Aside from the color green, the activity most associated with St. Patrick's Day is drinking. However, Irish law, from 1903 to 1970, declared St. Patrick's Day a religious observance for the entire country meaning that all pubs were shut down for the day. That meant no beer, not even the green kind, for public celebrants. The law was overturned in 1970, when St. Patrick's was reclassified as a national holiday - allowing the taps to flow freely once again.
Bonus Fact: Your odds of finding a four-leaf clover are:
About 1 in 10,000.
By Deacon F.K. Bartels
St. Teresa's whole life is one of simple beauty and fervent purpose; it is a life contained in Christ. She shows us how to live the same way through Prayer.On reading from St. Teresa, a deep feeling of her love for His Majesty envelops us; we begin, in a very real, ... continue reading
By Deacon Keith Fournier
If Christ Jesus dwells in a man as his friend and noble leader, that man can endure all things, for Christ helps and strengthens us and never abandons us. He is a true friend. And I clearly see that if we expect to please him and receive an abundance of his ... continue reading
By St. Francis of Assisi

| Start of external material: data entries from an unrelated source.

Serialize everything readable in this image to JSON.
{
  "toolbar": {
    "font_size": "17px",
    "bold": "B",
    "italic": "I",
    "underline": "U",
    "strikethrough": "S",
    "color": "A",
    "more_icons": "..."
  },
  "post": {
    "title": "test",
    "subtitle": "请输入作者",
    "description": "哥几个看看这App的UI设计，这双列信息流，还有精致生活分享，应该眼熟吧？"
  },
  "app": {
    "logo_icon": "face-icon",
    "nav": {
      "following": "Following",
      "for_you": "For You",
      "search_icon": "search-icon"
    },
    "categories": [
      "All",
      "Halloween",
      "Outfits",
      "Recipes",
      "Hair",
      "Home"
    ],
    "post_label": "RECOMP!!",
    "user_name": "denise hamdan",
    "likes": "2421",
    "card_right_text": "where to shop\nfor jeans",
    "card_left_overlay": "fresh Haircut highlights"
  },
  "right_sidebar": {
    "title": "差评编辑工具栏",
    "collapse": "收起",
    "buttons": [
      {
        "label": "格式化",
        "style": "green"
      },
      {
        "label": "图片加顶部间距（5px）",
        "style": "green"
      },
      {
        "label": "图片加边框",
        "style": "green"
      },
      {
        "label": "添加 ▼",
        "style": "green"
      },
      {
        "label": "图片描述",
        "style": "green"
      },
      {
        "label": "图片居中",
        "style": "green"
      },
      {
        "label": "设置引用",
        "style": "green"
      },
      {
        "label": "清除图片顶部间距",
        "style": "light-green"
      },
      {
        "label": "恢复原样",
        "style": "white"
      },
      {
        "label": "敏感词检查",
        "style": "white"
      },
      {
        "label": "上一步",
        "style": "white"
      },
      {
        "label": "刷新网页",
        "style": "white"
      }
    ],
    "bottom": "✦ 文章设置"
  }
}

We must not be wise and prudent according to the flesh. Rather we must be simple, humble and pure. We should never desire to be over others. Instead, we ought to be servants who are submissive to every human being for God's sake. The Spirit of the Lord will rest on all ... continue reading
By St Therese of Lisieux

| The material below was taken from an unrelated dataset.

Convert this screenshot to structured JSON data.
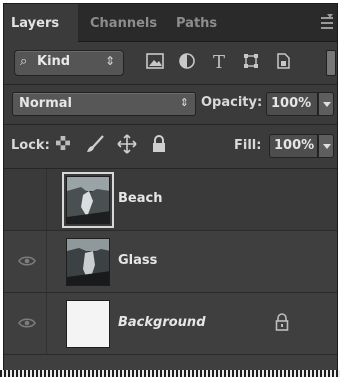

O Jesus, my love, at last I have found my calling: my call is love. Certainly I have found my place in the Church, and you gave me that very place, my God. In the heart of the Church, my mother, I will be love, and thus I will be all things, as my desire finds its ... continue reading
By Deacon F. K. Bartels

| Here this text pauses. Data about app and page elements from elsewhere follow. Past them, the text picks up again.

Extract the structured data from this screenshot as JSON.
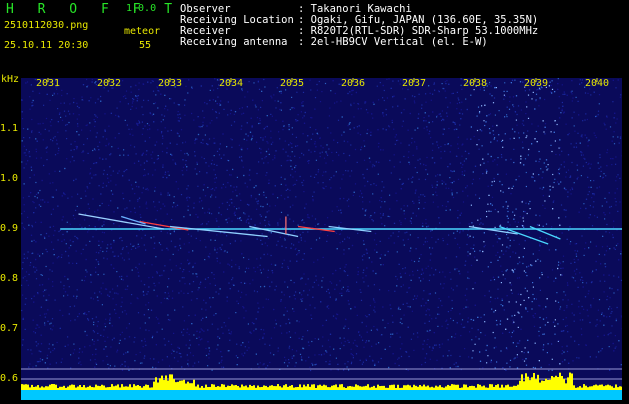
{
  "header": {
    "app_name": "H R O F F T",
    "version": "1.0.0",
    "filename": "2510112030.png",
    "timestamp": "25.10.11 20:30",
    "meteor_label": "meteor",
    "meteor_count": "55",
    "info": [
      {
        "key": "Observer",
        "value": ": Takanori Kawachi"
      },
      {
        "key": "Receiving Location",
        "value": ": Ogaki, Gifu, JAPAN (136.60E, 35.35N)"
      },
      {
        "key": "Receiver",
        "value": ": R820T2(RTL-SDR) SDR-Sharp 53.1000MHz"
      },
      {
        "key": "Receiving antenna",
        "value": ": 2el-HB9CV Vertical (el. E-W)"
      }
    ]
  },
  "chart_data": {
    "type": "heatmap",
    "y_unit": "kHz",
    "y_ticks": [
      "1.1",
      "1.0",
      "0.9",
      "0.8",
      "0.7",
      "0.6"
    ],
    "y_tick_values": [
      1.1,
      1.0,
      0.9,
      0.8,
      0.7,
      0.6
    ],
    "time_ticks": [
      "2031",
      "2032",
      "2033",
      "2034",
      "2035",
      "2036",
      "2037",
      "2038",
      "2039",
      "2040"
    ],
    "time_tick_minutes": [
      1,
      2,
      3,
      4,
      5,
      6,
      7,
      8,
      9,
      10
    ],
    "ylim": [
      0.6,
      1.19
    ],
    "xlim_minutes": [
      0,
      10
    ],
    "carrier_khz": 0.9,
    "colors": {
      "background": "#0a0a5a",
      "carrier": "#4ad8ff",
      "meteor_hot": "#ff4040",
      "labels": "#e8e800",
      "activity": "#ffff00",
      "activity_bg": "#00c8ff"
    }
  }
}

The Catechism of the Catholic Church informs us - The existence of the spiritual, non-corporeal beings that Sacred Scripture usually calls 'angels' is a truth of faith. The witness of Scripture is as clear as the unanimity of Tradition (328). Charged by God to ... continue reading
By Deacon Keith A Fournier
God and his angels look down upon us; Christ, who looks on as we do battle in the contest of faith. What great dignity and glory are ours, what happiness to struggle in the presence of God and to be crowned by Christ our judge. Let us be armed with a great ... continue reading
By F. K. Bartels
If there is any message which can be drawn from St. Augustine's life, and there are many, it is the message of repentance and conversion. This is a message the world desperately needs to hear today. It is one of heartfelt dedication to Christ as Master, Teacher and ... continue reading
By Deacon F.K. Bartels
It is true that the creature loves less because she is less. But if she loves with her whole being, nothing is lacking where everything is given. To love so ardently then is to share the marriage bond; she cannot love so much and not be totally loved, and it is in the ... continue reading
By Deacon F. K. Bartels
We learn from St. Clare both the importance of giving one's life to Christ as well as the sublime, eternal rewards of doing so. When we leave the fleeting, temporary created objects of the world behind, no longer placing our trust in them or seeing them as inordinately ... continue reading
By Fr. Paul Chaim Benedicta Schenck
August 9 is the Memorial of St. Teresia Benedicta a Cruce, Edith Stein, Catholic feminist, philosopher and martyr of Auschwitz. In this sketch, Fr. Paul Chaim Benedicta Schenck, Jewish born priest and Chair of the National Pro-Life Center (Washington, DC), examines the ... continue reading